Ratcliffe also said that Iran and Russia had obtained voter registration information, but did not clarify how they did so. Many voter registration details are available to the public through legal means. Neither of the officials took questions.

Federal officials are working with states to to determine if the possession of the voter registration data is indicative of a compromise of any type, one U.S. official told CyberScoop.

“What the Iranians did could have been done from 100% public-facing stuff,” one U.S. government source said. “No one is aware of any breach at this time.”

Meanwhile, Sen. Mark Warner, D-Va., who was briefed on the threat, said he thinks that ODNI and FBI should share more details with the American public.


“I am glad that ODNI and the FBI made a statement to alert the public, and I believe that they can and should share more with the American people about the threats we are facing, so that voters can be prepared,” Warner, a member of the Senate Intelligence Committee, said in a statement. “The only way to prepare the public to resist these attempts to influence their votes is if they are on ready alert for what’s to come.”

State officials remain confident

The attribution of the intimidation email campaign came 13 days before Election Day, a key timeframe during which voters are voting early in huge numbers. Inoculating voters against misinformation campaigns in this timeframe is a key prong of any effort to assure Americans that their votes will count and that the integrity of the election is sound.

State election officials were also briefed Wednesday on the email campaign and instructed to patch vulnerabilities in their election-related websites, according to one U.S. government official.

Mac Warner, West Virginia’s secretary of state, welcomed the briefing as a sign of progress that federal and state officials had made in threat-sharing since 2016.


“They are preparing us ahead of time that they’re seeing activity and we need to be extra vigilant,” Warner said in an interview Thursday. “We’re 12 days away from an election.
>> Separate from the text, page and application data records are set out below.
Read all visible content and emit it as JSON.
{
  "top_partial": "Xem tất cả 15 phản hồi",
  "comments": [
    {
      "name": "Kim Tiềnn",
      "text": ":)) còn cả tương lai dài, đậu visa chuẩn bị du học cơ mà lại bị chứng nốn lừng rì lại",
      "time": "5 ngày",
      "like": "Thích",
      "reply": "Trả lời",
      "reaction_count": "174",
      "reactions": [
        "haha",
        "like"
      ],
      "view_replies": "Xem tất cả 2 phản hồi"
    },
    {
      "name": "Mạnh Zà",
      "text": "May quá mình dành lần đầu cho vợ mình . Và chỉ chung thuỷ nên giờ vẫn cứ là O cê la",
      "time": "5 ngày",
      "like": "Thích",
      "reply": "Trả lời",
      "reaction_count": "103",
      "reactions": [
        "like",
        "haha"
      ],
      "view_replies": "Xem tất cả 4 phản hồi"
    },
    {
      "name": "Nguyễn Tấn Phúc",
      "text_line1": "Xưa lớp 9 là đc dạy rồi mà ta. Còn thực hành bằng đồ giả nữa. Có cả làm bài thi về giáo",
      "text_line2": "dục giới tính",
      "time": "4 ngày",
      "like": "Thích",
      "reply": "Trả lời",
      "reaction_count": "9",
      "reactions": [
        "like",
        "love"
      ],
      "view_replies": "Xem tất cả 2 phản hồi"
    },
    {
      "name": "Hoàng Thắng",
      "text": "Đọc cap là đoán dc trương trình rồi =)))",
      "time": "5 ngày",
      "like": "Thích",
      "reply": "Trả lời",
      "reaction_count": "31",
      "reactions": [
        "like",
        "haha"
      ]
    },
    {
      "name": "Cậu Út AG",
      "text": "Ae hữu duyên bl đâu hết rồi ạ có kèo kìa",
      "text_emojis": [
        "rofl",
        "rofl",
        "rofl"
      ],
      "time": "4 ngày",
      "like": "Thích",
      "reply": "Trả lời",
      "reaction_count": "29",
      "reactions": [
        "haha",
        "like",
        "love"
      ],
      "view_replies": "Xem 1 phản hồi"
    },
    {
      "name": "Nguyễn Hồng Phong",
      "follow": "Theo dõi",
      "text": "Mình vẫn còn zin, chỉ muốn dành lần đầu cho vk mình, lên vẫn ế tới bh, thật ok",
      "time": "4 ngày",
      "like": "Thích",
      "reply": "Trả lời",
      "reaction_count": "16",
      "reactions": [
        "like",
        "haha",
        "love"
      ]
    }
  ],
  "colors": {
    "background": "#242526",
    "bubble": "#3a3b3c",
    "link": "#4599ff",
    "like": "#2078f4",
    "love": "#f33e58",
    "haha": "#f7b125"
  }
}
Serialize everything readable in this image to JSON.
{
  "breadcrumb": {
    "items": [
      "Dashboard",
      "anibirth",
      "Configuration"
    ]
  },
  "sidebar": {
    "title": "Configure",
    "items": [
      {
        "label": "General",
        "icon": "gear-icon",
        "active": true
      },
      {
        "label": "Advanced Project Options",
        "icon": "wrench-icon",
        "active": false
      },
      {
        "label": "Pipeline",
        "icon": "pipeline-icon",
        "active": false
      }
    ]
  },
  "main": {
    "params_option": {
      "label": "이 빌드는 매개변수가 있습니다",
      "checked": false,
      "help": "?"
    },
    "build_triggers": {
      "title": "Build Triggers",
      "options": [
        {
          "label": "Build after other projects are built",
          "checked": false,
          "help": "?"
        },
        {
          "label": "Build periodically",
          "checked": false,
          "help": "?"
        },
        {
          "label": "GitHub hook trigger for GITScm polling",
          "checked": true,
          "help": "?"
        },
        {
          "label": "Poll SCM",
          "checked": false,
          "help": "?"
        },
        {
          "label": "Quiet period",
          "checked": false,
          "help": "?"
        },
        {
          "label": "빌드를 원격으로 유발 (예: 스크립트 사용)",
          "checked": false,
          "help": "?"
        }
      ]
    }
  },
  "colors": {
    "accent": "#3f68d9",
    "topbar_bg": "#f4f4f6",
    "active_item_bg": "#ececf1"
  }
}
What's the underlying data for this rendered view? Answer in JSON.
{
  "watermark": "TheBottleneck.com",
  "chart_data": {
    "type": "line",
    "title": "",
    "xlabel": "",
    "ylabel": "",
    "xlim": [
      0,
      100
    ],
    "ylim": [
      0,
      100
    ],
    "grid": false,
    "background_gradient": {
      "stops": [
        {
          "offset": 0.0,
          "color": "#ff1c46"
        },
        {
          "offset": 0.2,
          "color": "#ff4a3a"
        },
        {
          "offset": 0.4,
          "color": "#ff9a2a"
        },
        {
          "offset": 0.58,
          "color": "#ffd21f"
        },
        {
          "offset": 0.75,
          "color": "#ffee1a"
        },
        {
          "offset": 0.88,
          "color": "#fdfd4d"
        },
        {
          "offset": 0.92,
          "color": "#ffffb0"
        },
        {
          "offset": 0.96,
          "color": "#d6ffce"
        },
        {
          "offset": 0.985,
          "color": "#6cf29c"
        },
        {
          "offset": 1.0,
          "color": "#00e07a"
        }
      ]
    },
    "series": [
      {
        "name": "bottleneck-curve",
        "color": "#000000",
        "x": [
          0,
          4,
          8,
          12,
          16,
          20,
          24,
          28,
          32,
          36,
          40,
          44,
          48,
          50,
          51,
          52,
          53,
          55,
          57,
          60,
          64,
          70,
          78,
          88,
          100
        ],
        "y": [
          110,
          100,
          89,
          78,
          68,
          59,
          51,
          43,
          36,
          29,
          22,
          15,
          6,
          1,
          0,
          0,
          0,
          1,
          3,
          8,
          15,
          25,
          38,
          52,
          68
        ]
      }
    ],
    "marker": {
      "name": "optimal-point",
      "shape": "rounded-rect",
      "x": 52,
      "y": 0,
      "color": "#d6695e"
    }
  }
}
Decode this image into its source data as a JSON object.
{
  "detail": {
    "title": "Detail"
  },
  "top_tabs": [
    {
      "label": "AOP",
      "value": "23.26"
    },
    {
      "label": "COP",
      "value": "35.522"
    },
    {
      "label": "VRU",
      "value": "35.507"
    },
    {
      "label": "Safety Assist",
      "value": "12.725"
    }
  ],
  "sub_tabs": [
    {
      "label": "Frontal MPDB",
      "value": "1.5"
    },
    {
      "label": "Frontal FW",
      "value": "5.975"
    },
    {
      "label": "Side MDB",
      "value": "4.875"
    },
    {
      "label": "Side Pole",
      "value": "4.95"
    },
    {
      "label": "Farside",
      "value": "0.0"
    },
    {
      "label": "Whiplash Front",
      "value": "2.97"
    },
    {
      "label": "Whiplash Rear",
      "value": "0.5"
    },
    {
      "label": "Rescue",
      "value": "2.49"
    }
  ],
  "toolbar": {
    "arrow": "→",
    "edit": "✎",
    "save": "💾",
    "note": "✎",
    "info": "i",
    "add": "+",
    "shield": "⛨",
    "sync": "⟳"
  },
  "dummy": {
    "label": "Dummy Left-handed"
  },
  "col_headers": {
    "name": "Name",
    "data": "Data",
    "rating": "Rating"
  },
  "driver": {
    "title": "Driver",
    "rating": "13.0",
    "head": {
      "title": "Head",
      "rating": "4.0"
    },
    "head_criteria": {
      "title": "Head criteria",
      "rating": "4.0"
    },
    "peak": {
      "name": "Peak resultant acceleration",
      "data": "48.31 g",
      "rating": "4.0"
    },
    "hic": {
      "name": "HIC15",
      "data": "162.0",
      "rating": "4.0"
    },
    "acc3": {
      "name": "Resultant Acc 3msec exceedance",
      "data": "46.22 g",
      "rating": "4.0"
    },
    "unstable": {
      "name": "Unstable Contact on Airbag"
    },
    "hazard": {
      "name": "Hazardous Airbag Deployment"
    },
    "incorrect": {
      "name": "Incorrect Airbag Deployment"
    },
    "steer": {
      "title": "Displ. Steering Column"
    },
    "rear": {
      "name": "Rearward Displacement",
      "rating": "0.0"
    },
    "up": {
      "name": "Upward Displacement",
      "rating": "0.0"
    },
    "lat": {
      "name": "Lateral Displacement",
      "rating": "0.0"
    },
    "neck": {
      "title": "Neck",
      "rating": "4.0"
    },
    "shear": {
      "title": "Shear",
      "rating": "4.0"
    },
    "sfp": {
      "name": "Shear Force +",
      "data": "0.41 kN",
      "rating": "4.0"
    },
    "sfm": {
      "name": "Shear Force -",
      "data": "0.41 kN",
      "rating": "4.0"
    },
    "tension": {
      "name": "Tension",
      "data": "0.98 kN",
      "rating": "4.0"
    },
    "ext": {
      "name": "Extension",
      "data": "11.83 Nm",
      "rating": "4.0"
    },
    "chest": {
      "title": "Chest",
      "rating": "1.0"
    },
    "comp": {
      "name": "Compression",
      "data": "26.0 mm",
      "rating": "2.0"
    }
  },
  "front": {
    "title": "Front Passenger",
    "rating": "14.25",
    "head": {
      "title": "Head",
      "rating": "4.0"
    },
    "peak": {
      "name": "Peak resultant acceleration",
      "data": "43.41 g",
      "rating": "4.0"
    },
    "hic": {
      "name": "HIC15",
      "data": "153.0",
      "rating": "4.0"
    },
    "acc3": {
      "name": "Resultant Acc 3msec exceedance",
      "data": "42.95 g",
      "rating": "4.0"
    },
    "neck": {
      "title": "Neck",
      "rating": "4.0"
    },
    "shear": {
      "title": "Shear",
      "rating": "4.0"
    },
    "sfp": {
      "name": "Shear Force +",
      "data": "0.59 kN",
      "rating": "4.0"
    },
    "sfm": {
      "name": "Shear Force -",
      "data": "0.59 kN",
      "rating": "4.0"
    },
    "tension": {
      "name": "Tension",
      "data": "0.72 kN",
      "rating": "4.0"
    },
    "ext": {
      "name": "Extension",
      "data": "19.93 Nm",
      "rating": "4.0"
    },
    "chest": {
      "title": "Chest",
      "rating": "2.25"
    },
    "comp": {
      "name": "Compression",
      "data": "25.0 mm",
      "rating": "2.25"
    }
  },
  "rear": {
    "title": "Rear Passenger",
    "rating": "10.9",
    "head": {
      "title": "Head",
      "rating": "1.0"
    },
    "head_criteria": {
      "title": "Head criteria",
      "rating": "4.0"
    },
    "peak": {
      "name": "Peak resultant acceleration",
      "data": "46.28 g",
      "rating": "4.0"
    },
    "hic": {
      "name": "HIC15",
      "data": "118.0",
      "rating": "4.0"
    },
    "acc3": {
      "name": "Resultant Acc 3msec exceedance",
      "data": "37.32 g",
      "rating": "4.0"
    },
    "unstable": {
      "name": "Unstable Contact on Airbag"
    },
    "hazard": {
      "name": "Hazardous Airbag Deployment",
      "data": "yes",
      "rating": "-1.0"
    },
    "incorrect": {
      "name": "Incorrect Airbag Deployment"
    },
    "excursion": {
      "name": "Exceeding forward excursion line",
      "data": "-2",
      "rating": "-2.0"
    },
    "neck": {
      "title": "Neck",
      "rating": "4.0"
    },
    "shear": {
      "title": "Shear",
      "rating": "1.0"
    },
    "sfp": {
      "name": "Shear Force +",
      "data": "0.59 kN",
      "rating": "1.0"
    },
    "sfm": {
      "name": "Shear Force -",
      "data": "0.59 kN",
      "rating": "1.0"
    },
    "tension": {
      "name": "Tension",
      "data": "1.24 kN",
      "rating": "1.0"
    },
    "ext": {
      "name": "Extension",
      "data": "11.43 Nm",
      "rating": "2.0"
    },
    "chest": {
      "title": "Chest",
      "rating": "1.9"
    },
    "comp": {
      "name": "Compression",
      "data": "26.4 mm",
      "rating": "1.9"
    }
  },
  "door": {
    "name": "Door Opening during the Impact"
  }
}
This was a very appropriate call by the federal government to get this [information] out” to the public and to state officials.

The intelligence community has previously assessed that Iranian-sponsored hackers aim to undermine U.S. institutions.

Nathaniel Gleicher, head of cybersecurity policy at Facebook, told CyberScoop the Iranian operation has all the hallmarks of what he calls a “perception hack” — when actors “prey on our fears.”

“They impersonate a domestic group, they try to convince people that they’re going to be threatened or endangered if they vote in a certain way and then they try to play on that fear, and hope that there’s a big news story about this happening, and that that spirals,” Gleicher said in an interview.

One of the best ways to tackle and neutralize these kinds of online influence operations is to call them out and attribute them so the American public is aware they are being actively targeted with incorrect information, according to Gleicher.


“One of the things that we’ve seen in the weeks and months are regular warnings from the platforms, from government and from others saying … we know that they’re actors who are willing to try to convince everyone that the election is insecure,” Gleicher said.

Jeff Stone contributed reporting. 

Latest Podcasts